Author Archive

Norman Abrams

Distinguished Professor of Law Emeritus, UCLA Law School Abrams served as Acting Chancellor of UCLA in 2006-2007. Retiring from the Law School faculty in 2007 with the titles of Acting Chancellor Emeritus and Professor of Law Emeritus, he has been recalled and continues to teach and write in the areas of federal criminal law, anti-terrorism law and evidence. Abrams joined the faculty and has been a member of the UCLA family since 1959. From 1991 to 2001, Abrams served as UCLA's vice chancellor of academic personnel, overseeing faculty appointments and promotions on the campus. He served as interim dean of the law school from 2003 to 2004, and earlier had served as associate dean, from 1989 to 1991. The fifth edition of Abrams' groundbreaking casebook on federal criminal law, Federal Criminal Law and Its Enforcement (with Beale and Klein), was published in 2010. Another of his books, Anti-Terrorism and Criminal Enforcement, (3rd ed., 2008), is the first casebook to deal comprehensively with the rapidly evolving field of anti-terrorism law and the criminal enforcement process. He is also a co-author of Evidence: Cases and Materials, 9th ed. (with Weinstein, Mansfield, and Berger).

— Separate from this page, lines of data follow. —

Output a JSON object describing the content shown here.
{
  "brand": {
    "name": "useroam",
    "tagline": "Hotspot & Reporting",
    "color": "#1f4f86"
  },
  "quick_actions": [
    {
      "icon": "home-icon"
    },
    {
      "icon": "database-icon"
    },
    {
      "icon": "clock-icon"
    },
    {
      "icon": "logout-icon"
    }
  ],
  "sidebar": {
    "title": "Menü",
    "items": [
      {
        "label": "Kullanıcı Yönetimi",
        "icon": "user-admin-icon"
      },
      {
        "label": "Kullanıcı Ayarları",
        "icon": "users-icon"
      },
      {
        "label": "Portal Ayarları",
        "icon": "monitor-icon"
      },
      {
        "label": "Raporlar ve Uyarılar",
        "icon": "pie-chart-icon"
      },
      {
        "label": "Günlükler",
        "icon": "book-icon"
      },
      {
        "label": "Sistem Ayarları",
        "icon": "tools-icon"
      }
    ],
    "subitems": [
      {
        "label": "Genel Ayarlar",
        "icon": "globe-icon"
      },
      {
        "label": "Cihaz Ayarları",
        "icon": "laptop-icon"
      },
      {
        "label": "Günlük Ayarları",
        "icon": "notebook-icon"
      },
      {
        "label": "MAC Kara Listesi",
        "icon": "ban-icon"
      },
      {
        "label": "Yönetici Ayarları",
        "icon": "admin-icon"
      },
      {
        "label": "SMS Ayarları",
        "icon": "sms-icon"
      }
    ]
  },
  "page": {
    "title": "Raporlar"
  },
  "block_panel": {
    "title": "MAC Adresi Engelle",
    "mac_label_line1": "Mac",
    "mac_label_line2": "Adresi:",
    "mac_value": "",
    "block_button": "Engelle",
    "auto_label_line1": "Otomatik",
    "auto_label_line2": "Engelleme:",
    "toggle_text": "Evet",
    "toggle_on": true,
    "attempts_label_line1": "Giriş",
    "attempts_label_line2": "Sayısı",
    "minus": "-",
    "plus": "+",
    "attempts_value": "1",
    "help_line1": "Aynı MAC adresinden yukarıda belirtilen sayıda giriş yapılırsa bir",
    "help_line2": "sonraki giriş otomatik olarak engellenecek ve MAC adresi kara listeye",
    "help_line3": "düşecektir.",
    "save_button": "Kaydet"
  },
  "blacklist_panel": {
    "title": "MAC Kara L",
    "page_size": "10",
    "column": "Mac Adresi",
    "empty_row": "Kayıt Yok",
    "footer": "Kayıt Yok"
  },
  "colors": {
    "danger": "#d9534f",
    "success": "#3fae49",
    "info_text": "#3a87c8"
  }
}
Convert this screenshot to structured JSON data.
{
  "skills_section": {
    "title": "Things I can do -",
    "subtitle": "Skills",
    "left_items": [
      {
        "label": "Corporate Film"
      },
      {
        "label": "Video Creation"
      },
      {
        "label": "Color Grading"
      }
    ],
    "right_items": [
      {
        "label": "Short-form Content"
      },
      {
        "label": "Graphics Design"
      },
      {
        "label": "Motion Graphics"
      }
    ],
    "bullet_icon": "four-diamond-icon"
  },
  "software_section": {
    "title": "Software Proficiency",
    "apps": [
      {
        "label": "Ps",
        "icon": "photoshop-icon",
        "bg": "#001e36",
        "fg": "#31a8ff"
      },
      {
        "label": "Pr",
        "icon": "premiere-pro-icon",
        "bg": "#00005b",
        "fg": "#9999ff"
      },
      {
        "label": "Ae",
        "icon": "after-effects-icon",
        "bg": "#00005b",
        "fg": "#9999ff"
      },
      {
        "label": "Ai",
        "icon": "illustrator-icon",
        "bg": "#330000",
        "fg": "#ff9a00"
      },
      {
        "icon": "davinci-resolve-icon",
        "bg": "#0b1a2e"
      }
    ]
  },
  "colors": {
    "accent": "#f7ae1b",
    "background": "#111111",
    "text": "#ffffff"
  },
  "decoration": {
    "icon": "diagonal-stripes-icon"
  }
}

Addressing the Guantanamo “Legacy Problem”: Bringing Law-of-War Prolonged Military Detention & Criminal Prosecution into Closer Alignment

Addressing the Guantanamo “Legacy Problem”: Bringing Law-of-War Prolonged Military Detention & Criminal Prosecution into Closer Alignment

Abrams seeks to move the discussion on Guantanamo detainees forward by bringing law-of-war detention and criminal prosecution into closer alignment. The article analyzes the Obama Administration’s current approach of dealing with terrorists captured abroad and its preference for conducting criminal prosecutions whenever feasible. Abrams proposes several changes to the current system, including a decision-making framework […]

The Material Support Terrorism Offenses: Perspectives Derived from the (Early) Model Penal Code

The Material Support Terrorism Offenses: Perspectives Derived from the (Early) Model Penal Code

Two innovative federal crimes, 18 U.S.C. §2339A and §2339B, have been frequently charged in prosecutions since September 11, 2001, becoming key elements in the government’s anti-terrorism efforts. Section 2339A makes it a federal crime knowingly to provide material support or resources4 in preparation for or in carrying out specified crimes of terrorism. Section 2339B prohibits knowingly providing material support to a foreign terrorist organization. These statutes bear some resemblance to criminal liability for complicity, but they are being used like a new kind of conspiracy charge, the familiar “prosecutor’s darling.” Unlike conspiracy, they are framed with a mens rea of knowledge rather than of purpose, and because they are substantive offenses, they can be combined with traditional conspiracy charges. These provisions can be used to impose punishment for conduct remote from the commission of criminal harms, often conduct involving minimal and outwardly non-criminal acts.